And, in this case, you don’t have campus police doing this investigation, you have Charlottesville police. That raises a larger question: What are campuses doing, or not doing, to keep all of their students safe? Why aren’t they the first place of recourse for students who in some way feel violated?
We’d have to call that jumbled passage a ball of confusion. That said, it involved a set of talking-points and insinuations which make all liberals glad.
Most strikingly, we got to hear that Martese Johnson was “brutalized” by that other agency.
The investigation of that event has just started. But so what? The professor already knows what the probe is going to show—just as Lawrence once knew that Michael Brown had been a victim of first-degree murder.
Rather plainly, nothing can stop our “liberal” professors from behaving this way. They’re paid to dumb us liberals down. They’re only too happy to do it.
At this point, DeSoto jumped in again, reacting to the professor’s suggestions. What she said flew in the face of the day’s revelations:
WARREN: What are campuses doing, or not doing, to keep all of their students safe? Why aren’t they the first place of recourse for students who in some way feel violated?

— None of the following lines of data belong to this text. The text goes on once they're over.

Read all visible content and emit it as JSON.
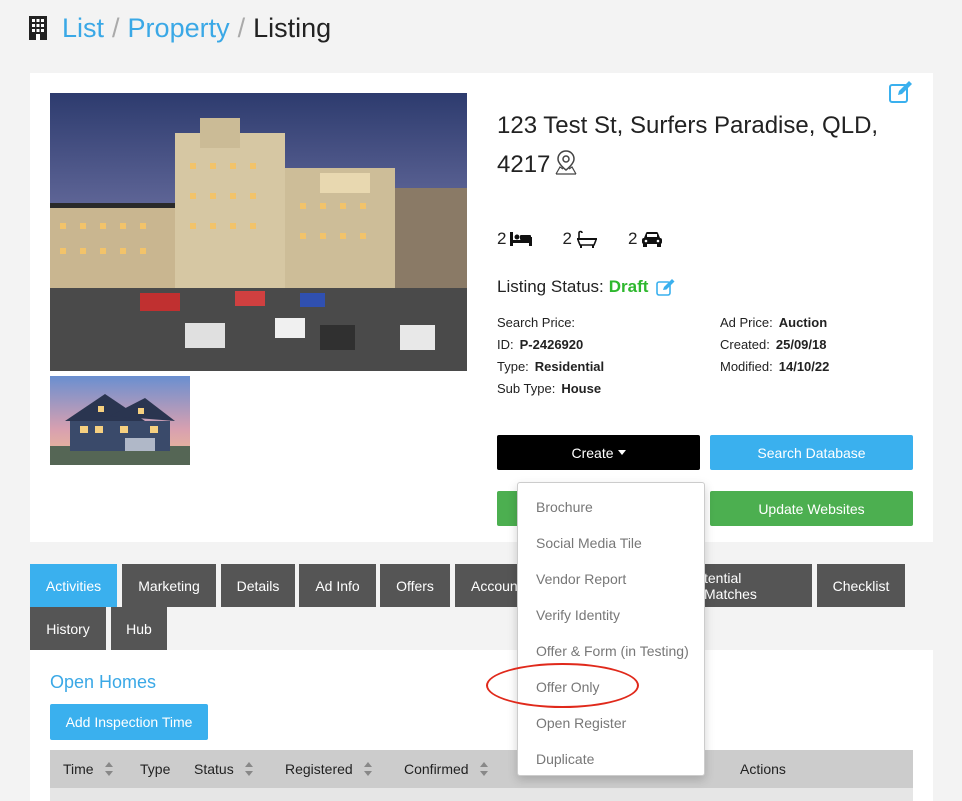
{
  "breadcrumb": {
    "icon": "building-icon",
    "items": [
      "List",
      "Property"
    ],
    "separator": "/",
    "current": "Listing"
  },
  "listing": {
    "address_line1": "123 Test St, Surfers Paradise, QLD,",
    "address_line2": "4217",
    "features": {
      "beds": "2",
      "baths": "2",
      "cars": "2"
    },
    "status_label": "Listing Status:",
    "status_value": "Draft",
    "left_meta": [
      {
        "label": "Search Price:",
        "value": ""
      },
      {
        "label": "ID:",
        "value": "P-2426920"
      },
      {
        "label": "Type:",
        "value": "Residential"
      },
      {
        "label": "Sub Type:",
        "value": "House"
      }
    ],
    "right_meta": [
      {
        "label": "Ad Price:",
        "value": "Auction"
      },
      {
        "label": "Created:",
        "value": "25/09/18"
      },
      {
        "label": "Modified:",
        "value": "14/10/22"
      }
    ]
  },
  "buttons": {
    "create": "Create",
    "search_db": "Search Database",
    "update_websites": "Update Websites"
  },
  "tabs": [
    "Activities",
    "Marketing",
    "Details",
    "Ad Info",
    "Offers",
    "Accoun",
    "tential Matches",
    "Checklist",
    "History",
    "Hub"
  ],
  "active_tab": "Activities",
  "open_homes": {
    "title": "Open Homes",
    "add_button": "Add Inspection Time",
    "columns": [
      "Time",
      "Type",
      "Status",
      "Registered",
      "Confirmed",
      "Actions"
    ]
  },
  "create_menu": [
    "Brochure",
    "Social Media Tile",
    "Vendor Report",
    "Verify Identity",
    "Offer & Form (in Testing)",
    "Offer Only",
    "Open Register",
    "Duplicate"
  ],
  "highlighted_menu_item": "Offer Only",
  "colors": {
    "accent_blue": "#3ab0ee",
    "green": "#4caf50",
    "status_green": "#2eb82e",
    "tab_gray": "#555555",
    "highlight_red": "#e0291b"
  }
}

DESOTO: Well, that’s an easy answer because universities are—it’s a business. And you want people to go to your school. And moms and dads don’t want their daughters to go to school where there’s a high rape incidence, right? So you’re going to want to protect that.
You’re going to want to, maybe, cover that up because you want students to go there. So that’s part of the problem.
I mean, are you going to have campus police? Are you going to report it? So the policies and procedures that a lot of these universities are what is in question. I mean, are you going to be for the student or are you going to be for your image? And that is the huge problem here.
DeSoto voiced another one of our tribe’s favorite scripts. The universities won’t call the police because they’re running a business!
That may well be a problem. But in fact, that day’s report had seemed to show that UVa called in the local police three separate times in this case, starting in April 2014. Jackie refused to cooperate every time.
For the Washington Post’s report of this matter, just click here.
To see Jezebel’s Anna Merlan say the same thing, just click this.
DeSoto was stating the standard point while skipping what the report had shown. At home, we liberals got to feel glad as we heard a favorite script.
There was more, but let’s quit.
Lawrence and his panel staged an awful display this night. They conveyed little sense of what had been revealed that day. Instead, they rattled a series of tribal talking-points.
Viewers were given little idea about the shape of this remarkable case, in which a young person made an assortment of claims and a group of adults at Rolling Stone staged one of the most gigantic fails in journalistic history. All in pursuit of the latest perfect example!
Lawrence’s viewers got little sense of that. They heard that Jackie said five, while Rolling Stone later said seven. Also, the universities won’t call the police, even though UVa did!
As usual, Lawrence gave us a tribal “safe space.” But what do we mean by that?
Assistant professor knows best!
Our liberal conversations to nowhere